─── RECORDED INFORMATION ───

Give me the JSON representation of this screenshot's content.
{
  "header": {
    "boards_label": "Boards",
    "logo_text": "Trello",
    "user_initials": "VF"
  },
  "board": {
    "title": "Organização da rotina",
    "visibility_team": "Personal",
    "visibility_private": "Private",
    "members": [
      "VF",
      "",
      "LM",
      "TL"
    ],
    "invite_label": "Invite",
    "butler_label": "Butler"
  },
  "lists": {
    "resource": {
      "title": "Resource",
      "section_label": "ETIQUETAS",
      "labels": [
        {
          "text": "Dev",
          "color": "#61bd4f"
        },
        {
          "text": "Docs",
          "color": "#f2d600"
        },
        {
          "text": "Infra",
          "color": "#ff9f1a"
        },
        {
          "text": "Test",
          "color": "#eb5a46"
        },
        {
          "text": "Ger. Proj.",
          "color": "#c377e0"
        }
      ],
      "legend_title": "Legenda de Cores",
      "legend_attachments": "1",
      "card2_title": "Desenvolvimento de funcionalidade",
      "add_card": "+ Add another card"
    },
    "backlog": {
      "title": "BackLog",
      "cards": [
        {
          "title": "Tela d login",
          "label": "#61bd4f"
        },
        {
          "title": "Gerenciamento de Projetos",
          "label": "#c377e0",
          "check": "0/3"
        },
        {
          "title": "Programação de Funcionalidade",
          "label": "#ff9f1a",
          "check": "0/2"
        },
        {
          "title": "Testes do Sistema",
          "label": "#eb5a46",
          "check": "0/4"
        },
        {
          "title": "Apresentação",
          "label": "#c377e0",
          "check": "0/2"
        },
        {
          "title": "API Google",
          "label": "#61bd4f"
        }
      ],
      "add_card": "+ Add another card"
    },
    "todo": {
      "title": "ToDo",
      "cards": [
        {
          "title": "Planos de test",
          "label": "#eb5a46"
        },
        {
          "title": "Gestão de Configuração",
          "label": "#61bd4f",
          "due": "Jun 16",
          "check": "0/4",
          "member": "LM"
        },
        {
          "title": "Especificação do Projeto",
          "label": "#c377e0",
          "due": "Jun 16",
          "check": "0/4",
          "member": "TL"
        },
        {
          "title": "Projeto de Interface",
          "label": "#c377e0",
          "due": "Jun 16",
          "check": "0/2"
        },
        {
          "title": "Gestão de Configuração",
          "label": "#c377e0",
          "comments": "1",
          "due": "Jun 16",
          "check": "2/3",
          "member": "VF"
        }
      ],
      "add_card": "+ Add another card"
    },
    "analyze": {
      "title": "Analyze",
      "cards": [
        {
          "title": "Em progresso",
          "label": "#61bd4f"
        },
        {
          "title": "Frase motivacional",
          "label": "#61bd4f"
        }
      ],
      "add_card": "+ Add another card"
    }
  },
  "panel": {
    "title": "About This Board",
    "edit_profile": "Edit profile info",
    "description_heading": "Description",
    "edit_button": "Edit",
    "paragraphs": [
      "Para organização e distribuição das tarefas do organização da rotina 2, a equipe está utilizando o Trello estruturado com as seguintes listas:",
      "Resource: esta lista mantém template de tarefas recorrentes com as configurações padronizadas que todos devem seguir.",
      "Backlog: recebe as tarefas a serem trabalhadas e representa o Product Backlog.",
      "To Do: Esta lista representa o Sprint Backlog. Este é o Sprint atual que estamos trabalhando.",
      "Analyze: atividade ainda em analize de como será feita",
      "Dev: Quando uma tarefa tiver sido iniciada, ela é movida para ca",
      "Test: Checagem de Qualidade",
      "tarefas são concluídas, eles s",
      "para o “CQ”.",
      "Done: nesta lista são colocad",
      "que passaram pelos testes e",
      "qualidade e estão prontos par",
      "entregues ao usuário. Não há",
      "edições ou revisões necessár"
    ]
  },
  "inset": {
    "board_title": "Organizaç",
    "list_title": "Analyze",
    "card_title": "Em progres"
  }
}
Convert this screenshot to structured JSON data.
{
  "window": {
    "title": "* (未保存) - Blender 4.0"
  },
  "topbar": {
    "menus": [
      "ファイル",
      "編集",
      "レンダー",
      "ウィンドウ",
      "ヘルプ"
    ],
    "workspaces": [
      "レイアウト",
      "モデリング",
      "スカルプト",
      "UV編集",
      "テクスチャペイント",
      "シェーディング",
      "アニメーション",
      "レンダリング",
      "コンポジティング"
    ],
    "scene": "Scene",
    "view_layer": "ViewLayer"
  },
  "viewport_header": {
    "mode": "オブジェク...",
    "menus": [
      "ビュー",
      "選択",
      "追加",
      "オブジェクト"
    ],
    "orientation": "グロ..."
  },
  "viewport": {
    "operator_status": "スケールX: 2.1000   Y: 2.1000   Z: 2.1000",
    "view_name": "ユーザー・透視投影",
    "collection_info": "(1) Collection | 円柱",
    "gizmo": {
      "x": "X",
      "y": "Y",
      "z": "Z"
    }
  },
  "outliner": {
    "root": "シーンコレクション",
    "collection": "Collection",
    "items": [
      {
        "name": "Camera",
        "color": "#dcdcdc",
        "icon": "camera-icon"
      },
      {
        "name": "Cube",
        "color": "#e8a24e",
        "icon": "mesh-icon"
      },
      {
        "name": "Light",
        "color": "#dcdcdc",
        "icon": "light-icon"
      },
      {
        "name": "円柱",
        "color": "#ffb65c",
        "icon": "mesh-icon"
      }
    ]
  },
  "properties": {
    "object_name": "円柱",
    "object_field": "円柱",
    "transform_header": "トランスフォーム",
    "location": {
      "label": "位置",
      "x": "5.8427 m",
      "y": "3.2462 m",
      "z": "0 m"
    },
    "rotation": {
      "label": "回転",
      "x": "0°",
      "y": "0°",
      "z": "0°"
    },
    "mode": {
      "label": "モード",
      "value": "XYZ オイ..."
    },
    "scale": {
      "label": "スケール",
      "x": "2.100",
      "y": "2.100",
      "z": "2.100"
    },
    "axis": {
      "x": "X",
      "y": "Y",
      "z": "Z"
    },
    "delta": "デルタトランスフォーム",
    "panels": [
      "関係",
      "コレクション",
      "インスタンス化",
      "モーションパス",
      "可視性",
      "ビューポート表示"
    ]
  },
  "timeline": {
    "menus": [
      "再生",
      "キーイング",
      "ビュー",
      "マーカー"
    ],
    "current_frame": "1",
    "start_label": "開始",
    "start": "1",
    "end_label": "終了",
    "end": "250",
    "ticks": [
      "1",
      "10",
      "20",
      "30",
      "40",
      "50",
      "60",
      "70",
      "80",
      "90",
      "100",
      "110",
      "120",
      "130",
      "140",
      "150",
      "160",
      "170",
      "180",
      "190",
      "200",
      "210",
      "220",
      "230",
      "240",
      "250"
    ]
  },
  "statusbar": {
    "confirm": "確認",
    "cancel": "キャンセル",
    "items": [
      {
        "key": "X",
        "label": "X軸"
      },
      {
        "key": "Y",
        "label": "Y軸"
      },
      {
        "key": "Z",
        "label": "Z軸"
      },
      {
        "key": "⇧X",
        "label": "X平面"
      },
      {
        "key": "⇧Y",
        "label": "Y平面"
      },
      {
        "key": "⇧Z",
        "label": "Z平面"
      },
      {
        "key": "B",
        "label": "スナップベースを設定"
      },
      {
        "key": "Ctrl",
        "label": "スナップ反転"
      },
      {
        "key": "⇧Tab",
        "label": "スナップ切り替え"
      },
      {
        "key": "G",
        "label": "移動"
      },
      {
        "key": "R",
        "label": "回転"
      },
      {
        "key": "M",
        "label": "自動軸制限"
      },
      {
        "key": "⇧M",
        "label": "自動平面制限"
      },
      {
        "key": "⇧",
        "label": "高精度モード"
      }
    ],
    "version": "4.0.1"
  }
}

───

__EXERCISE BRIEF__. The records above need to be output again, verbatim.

__FINAL ANSWER__.
Give me the JSON representation of this screenshot's content.
{
  "header": {
    "boards_label": "Boards",
    "logo_text": "Trello",
    "user_initials": "VF"
  },
  "board": {
    "title": "Organização da rotina",
    "visibility_team": "Personal",
    "visibility_private": "Private",
    "members": [
      "VF",
      "",
      "LM",
      "TL"
    ],
    "invite_label": "Invite",
    "butler_label": "Butler"
  },
  "lists": {
    "resource": {
      "title": "Resource",
      "section_label": "ETIQUETAS",
      "labels": [
        {
          "text": "Dev",
          "color": "#61bd4f"
        },
        {
          "text": "Docs",
          "color": "#f2d600"
        },
        {
          "text": "Infra",
          "color": "#ff9f1a"
        },
        {
          "text": "Test",
          "color": "#eb5a46"
        },
        {
          "text": "Ger. Proj.",
          "color": "#c377e0"
        }
      ],
      "legend_title": "Legenda de Cores",
      "legend_attachments": "1",
      "card2_title": "Desenvolvimento de funcionalidade",
      "add_card": "+ Add another card"
    },
    "backlog": {
      "title": "BackLog",
      "cards": [
        {
          "title": "Tela d login",
          "label": "#61bd4f"
        },
        {
          "title": "Gerenciamento de Projetos",
          "label": "#c377e0",
          "check": "0/3"
        },
        {
          "title": "Programação de Funcionalidade",
          "label": "#ff9f1a",
          "check": "0/2"
        },
        {
          "title": "Testes do Sistema",
          "label": "#eb5a46",
          "check": "0/4"
        },
        {
          "title": "Apresentação",
          "label": "#c377e0",
          "check": "0/2"
        },
        {
          "title": "API Google",
          "label": "#61bd4f"
        }
      ],
      "add_card": "+ Add another card"
    },
    "todo": {
      "title": "ToDo",
      "cards": [
        {
          "title": "Planos de test",
          "label": "#eb5a46"
        },
        {
          "title": "Gestão de Configuração",
          "label": "#61bd4f",
          "due": "Jun 16",
          "check": "0/4",
          "member": "LM"
        },
        {
          "title": "Especificação do Projeto",
          "label": "#c377e0",
          "due": "Jun 16",
          "check": "0/4",
          "member": "TL"
        },
        {
          "title": "Projeto de Interface",
          "label": "#c377e0",
          "due": "Jun 16",
          "check": "0/2"
        },
        {
          "title": "Gestão de Configuração",
          "label": "#c377e0",
          "comments": "1",
          "due": "Jun 16",
          "check": "2/3",
          "member": "VF"
        }
      ],
      "add_card": "+ Add another card"
    },
    "analyze": {
      "title": "Analyze",
      "cards": [
        {
          "title": "Em progresso",
          "label": "#61bd4f"
        },
        {
          "title": "Frase motivacional",
          "label": "#61bd4f"
        }
      ],
      "add_card": "+ Add another card"
    }
  },
  "panel": {
    "title": "About This Board",
    "edit_profile": "Edit profile info",
    "description_heading": "Description",
    "edit_button": "Edit",
    "paragraphs": [
      "Para organização e distribuição das tarefas do organização da rotina 2, a equipe está utilizando o Trello estruturado com as seguintes listas:",
      "Resource: esta lista mantém template de tarefas recorrentes com as configurações padronizadas que todos devem seguir.",
      "Backlog: recebe as tarefas a serem trabalhadas e representa o Product Backlog.",
      "To Do: Esta lista representa o Sprint Backlog. Este é o Sprint atual que estamos trabalhando.",
      "Analyze: atividade ainda em analize de como será feita",
      "Dev: Quando uma tarefa tiver sido iniciada, ela é movida para ca",
      "Test: Checagem de Qualidade",
      "tarefas são concluídas, eles s",
      "para o “CQ”.",
      "Done: nesta lista são colocad",
      "que passaram pelos testes e",
      "qualidade e estão prontos par",
      "entregues ao usuário. Não há",
      "edições ou revisões necessár"
    ]
  },
  "inset": {
    "board_title": "Organizaç",
    "list_title": "Analyze",
    "card_title": "Em progres"
  }
}
Convert this screenshot to structured JSON data.
{
  "window": {
    "title": "* (未保存) - Blender 4.0"
  },
  "topbar": {
    "menus": [
      "ファイル",
      "編集",
      "レンダー",
      "ウィンドウ",
      "ヘルプ"
    ],
    "workspaces": [
      "レイアウト",
      "モデリング",
      "スカルプト",
      "UV編集",
      "テクスチャペイント",
      "シェーディング",
      "アニメーション",
      "レンダリング",
      "コンポジティング"
    ],
    "scene": "Scene",
    "view_layer": "ViewLayer"
  },
  "viewport_header": {
    "mode": "オブジェク...",
    "menus": [
      "ビュー",
      "選択",
      "追加",
      "オブジェクト"
    ],
    "orientation": "グロ..."
  },
  "viewport": {
    "operator_status": "スケールX: 2.1000   Y: 2.1000   Z: 2.1000",
    "view_name": "ユーザー・透視投影",
    "collection_info": "(1) Collection | 円柱",
    "gizmo": {
      "x": "X",
      "y": "Y",
      "z": "Z"
    }
  },
  "outliner": {
    "root": "シーンコレクション",
    "collection": "Collection",
    "items": [
      {
        "name": "Camera",
        "color": "#dcdcdc",
        "icon": "camera-icon"
      },
      {
        "name": "Cube",
        "color": "#e8a24e",
        "icon": "mesh-icon"
      },
      {
        "name": "Light",
        "color": "#dcdcdc",
        "icon": "light-icon"
      },
      {
        "name": "円柱",
        "color": "#ffb65c",
        "icon": "mesh-icon"
      }
    ]
  },
  "properties": {
    "object_name": "円柱",
    "object_field": "円柱",
    "transform_header": "トランスフォーム",
    "location": {
      "label": "位置",
      "x": "5.8427 m",
      "y": "3.2462 m",
      "z": "0 m"
    },
    "rotation": {
      "label": "回転",
      "x": "0°",
      "y": "0°",
      "z": "0°"
    },
    "mode": {
      "label": "モード",
      "value": "XYZ オイ..."
    },
    "scale": {
      "label": "スケール",
      "x": "2.100",
      "y": "2.100",
      "z": "2.100"
    },
    "axis": {
      "x": "X",
      "y": "Y",
      "z": "Z"
    },
    "delta": "デルタトランスフォーム",
    "panels": [
      "関係",
      "コレクション",
      "インスタンス化",
      "モーションパス",
      "可視性",
      "ビューポート表示"
    ]
  },
  "timeline": {
    "menus": [
      "再生",
      "キーイング",
      "ビュー",
      "マーカー"
    ],
    "current_frame": "1",
    "start_label": "開始",
    "start": "1",
    "end_label": "終了",
    "end": "250",
    "ticks": [
      "1",
      "10",
      "20",
      "30",
      "40",
      "50",
      "60",
      "70",
      "80",
      "90",
      "100",
      "110",
      "120",
      "130",
      "140",
      "150",
      "160",
      "170",
      "180",
      "190",
      "200",
      "210",
      "220",
      "230",
      "240",
      "250"
    ]
  },
  "statusbar": {
    "confirm": "確認",
    "cancel": "キャンセル",
    "items": [
      {
        "key": "X",
        "label": "X軸"
      },
      {
        "key": "Y",
        "label": "Y軸"
      },
      {
        "key": "Z",
        "label": "Z軸"
      },
      {
        "key": "⇧X",
        "label": "X平面"
      },
      {
        "key": "⇧Y",
        "label": "Y平面"
      },
      {
        "key": "⇧Z",
        "label": "Z平面"
      },
      {
        "key": "B",
        "label": "スナップベースを設定"
      },
      {
        "key": "Ctrl",
        "label": "スナップ反転"
      },
      {
        "key": "⇧Tab",
        "label": "スナップ切り替え"
      },
      {
        "key": "G",
        "label": "移動"
      },
      {
        "key": "R",
        "label": "回転"
      },
      {
        "key": "M",
        "label": "自動軸制限"
      },
      {
        "key": "⇧M",
        "label": "自動平面制限"
      },
      {
        "key": "⇧",
        "label": "高精度モード"
      }
    ],
    "version": "4.0.1"
  }
}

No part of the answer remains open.